Waste not ... Pumpkin Tom Hunt
I practise a style of cooking that
I call root to fruit. It’s a sustainability philosophy designed to make the most of the ingredients I cook, and to waste nothing. It’s a step on from nose-to-tail eating (ie using the whole animal), and a lot easier to follow. By cooking this way, we get more from our food: more nutrients, more flavour and, perhaps most excitingly, more pleasure. This column is written in that spirit, not just about saving money, but about respecting ingredients and the resources that went into growing them.
Along the way, this approach has led me to discover new techniques, ingredients and recipes, including this pumpkin seed salt, an umami-rich condiment made from pumpkin innards, which are usually discarded. As strange as it may sound, I had been looking for a way to cook pumpkin guts for years, until I came across this traditional Mexican recipe. More recently, I found out that Amass, a Michelinstarred restaurant in Copenhagen renowned for its zero-waste approach, also makes pumpkin seed powder, though they ferment the mixture before roasting it for an extra umami hit.
Pumpkin seed salt

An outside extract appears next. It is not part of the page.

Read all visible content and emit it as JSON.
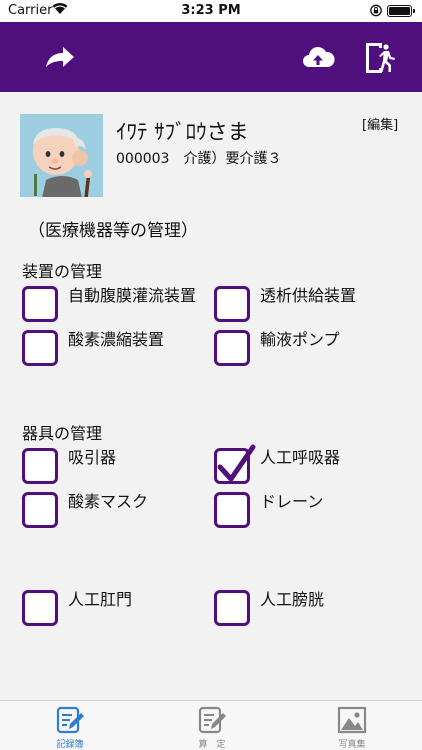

Remove the innards from one pumpkin, including the seeds and stringy bits of flesh, then spread out on a baking tray and roast at 180C/350F/gas 4 for 35-45 minutes, until completely dried out and beginning to brown. Leave to cool, then blend with salt to taste. Use to season vegetables, soups and stews, or as a rub for meat.